** Material for the task follows **

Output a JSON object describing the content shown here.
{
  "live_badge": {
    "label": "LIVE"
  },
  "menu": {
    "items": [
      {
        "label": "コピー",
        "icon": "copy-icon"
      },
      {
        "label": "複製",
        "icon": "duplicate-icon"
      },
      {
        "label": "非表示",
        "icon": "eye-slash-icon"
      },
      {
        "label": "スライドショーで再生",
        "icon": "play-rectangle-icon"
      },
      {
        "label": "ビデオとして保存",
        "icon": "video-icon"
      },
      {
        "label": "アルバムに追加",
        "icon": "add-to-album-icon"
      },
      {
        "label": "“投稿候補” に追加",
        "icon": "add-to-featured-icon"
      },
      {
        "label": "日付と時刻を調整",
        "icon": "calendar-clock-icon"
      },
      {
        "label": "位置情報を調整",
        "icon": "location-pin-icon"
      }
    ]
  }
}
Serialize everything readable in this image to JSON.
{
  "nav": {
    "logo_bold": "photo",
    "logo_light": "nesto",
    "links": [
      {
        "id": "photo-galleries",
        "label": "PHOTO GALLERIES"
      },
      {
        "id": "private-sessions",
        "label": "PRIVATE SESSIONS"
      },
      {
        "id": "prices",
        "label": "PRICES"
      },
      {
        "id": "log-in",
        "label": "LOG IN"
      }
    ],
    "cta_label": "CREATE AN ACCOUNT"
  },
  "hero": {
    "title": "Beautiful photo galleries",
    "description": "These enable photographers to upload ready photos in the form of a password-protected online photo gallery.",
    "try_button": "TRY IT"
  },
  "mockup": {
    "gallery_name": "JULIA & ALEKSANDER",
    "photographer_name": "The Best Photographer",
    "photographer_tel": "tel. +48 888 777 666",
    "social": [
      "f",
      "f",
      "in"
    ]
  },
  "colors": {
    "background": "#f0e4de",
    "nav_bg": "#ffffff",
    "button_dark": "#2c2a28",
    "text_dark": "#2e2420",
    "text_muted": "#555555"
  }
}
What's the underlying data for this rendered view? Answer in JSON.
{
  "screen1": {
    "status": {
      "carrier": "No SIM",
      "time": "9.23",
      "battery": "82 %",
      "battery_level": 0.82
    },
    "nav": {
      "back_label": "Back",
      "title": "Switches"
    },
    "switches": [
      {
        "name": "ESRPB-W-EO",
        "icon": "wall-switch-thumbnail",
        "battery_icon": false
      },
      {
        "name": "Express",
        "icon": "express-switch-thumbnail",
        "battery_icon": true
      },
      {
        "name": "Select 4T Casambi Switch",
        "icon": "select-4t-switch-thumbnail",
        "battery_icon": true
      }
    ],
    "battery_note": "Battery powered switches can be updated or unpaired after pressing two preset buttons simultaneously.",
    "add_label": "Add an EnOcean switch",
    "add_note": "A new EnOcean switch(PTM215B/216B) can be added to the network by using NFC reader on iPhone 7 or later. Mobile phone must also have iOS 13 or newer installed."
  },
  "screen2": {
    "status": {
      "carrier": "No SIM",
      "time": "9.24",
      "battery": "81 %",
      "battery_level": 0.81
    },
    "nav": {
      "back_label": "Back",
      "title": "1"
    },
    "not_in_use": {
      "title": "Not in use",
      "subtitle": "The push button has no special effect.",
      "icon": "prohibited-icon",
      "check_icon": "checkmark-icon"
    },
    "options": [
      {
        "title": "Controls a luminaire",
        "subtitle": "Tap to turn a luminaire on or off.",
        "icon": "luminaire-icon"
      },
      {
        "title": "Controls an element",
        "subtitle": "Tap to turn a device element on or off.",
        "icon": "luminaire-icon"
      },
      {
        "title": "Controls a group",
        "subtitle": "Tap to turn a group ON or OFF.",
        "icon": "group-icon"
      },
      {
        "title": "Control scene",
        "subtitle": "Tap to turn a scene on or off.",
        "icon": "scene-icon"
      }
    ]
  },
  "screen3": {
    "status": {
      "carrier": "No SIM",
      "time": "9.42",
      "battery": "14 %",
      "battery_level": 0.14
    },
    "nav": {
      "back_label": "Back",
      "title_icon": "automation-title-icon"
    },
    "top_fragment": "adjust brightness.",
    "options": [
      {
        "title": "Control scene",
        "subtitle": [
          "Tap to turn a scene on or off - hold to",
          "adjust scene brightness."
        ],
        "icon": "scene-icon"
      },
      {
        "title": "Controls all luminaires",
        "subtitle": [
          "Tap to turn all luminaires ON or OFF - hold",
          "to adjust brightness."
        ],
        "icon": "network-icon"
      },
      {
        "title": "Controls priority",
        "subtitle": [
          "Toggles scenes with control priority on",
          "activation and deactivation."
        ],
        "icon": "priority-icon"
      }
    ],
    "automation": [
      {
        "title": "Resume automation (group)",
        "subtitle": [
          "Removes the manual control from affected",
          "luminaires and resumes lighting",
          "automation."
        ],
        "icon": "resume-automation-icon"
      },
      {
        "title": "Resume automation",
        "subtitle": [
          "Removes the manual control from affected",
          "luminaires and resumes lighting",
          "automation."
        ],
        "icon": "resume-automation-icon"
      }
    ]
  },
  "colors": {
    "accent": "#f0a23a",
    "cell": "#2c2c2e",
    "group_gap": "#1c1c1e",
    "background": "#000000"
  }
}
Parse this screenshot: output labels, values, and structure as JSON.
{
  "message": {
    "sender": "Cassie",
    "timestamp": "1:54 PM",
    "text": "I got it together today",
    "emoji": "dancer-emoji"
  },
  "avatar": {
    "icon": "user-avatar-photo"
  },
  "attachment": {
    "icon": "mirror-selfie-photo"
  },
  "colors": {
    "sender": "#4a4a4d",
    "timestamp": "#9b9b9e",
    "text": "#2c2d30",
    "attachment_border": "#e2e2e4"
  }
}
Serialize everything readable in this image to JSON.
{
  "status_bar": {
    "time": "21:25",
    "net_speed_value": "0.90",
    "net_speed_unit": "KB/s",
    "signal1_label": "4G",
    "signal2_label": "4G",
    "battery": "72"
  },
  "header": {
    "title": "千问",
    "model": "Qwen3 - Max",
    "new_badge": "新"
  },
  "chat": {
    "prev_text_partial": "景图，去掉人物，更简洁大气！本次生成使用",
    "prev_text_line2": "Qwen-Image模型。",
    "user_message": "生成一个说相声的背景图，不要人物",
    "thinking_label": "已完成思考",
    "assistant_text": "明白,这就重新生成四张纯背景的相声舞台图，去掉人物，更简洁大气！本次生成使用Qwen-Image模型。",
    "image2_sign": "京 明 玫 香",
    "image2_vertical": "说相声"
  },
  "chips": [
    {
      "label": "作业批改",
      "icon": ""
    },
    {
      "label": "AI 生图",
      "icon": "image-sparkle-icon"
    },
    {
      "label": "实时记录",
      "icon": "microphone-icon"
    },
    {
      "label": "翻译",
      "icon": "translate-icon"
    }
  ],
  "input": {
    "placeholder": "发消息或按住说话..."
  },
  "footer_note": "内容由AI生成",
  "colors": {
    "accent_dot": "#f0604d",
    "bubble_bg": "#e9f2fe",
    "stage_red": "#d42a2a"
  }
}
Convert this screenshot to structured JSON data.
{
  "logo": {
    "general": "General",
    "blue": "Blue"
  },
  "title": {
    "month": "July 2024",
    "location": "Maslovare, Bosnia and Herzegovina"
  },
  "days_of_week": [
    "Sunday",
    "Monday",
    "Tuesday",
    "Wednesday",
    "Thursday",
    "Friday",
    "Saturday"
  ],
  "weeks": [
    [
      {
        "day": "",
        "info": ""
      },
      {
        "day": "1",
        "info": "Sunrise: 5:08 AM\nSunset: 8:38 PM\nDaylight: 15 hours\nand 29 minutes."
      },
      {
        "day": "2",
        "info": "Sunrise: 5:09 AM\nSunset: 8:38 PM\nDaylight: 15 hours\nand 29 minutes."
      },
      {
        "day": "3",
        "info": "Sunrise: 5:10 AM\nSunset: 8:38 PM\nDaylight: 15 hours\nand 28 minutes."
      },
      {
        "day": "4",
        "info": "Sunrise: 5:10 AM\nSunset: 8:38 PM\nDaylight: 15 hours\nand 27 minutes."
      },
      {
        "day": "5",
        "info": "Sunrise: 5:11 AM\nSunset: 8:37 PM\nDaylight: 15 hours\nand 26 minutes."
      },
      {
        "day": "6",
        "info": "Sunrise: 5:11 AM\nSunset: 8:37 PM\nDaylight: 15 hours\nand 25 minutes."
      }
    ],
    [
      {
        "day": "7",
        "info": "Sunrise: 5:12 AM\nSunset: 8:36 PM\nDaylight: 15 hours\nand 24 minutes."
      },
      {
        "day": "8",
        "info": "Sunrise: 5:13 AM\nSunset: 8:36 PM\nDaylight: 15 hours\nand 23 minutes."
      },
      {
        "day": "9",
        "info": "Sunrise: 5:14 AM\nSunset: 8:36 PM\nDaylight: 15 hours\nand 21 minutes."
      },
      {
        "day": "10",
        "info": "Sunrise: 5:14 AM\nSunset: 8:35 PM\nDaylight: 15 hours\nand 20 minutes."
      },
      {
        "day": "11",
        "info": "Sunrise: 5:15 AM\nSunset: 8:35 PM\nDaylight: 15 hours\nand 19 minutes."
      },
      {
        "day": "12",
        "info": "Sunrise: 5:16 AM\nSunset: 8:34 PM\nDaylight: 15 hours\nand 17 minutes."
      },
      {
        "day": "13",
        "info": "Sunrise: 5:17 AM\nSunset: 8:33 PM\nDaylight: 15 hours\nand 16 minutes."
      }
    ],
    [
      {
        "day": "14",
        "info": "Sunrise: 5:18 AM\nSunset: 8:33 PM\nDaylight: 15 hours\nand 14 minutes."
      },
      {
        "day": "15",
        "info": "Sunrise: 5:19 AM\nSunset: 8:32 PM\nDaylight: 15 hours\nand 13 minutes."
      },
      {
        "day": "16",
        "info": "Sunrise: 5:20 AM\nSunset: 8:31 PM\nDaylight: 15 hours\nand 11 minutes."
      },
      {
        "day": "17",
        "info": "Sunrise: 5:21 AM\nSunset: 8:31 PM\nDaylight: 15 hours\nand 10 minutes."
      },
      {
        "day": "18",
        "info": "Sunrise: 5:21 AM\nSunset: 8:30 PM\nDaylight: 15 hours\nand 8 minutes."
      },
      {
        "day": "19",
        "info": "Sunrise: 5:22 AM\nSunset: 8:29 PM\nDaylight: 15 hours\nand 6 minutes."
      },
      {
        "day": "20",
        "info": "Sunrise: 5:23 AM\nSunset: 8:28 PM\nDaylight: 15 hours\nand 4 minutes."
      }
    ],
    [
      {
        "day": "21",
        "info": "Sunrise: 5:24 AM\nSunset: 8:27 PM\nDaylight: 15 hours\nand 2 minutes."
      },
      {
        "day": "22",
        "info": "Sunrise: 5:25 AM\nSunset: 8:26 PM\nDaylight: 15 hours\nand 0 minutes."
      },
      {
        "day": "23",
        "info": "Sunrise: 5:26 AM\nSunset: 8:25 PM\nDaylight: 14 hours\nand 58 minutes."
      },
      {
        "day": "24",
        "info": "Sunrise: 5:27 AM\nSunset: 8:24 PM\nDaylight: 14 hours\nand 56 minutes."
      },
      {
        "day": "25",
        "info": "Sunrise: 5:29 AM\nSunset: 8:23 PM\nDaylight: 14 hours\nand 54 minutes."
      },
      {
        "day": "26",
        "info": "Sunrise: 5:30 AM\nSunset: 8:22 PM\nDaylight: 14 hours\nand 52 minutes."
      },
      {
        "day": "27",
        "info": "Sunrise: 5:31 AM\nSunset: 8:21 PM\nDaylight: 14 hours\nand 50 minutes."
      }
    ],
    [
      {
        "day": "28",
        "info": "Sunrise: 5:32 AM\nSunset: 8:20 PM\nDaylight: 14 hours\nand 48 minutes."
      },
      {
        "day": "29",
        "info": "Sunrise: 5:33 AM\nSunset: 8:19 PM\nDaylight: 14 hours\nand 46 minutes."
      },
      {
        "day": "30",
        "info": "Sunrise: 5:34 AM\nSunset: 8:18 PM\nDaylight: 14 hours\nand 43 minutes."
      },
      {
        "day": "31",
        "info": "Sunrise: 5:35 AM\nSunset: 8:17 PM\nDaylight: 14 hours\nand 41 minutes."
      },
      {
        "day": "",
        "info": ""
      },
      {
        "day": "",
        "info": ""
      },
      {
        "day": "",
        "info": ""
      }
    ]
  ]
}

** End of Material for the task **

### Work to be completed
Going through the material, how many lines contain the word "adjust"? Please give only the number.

### Solution to the problem
3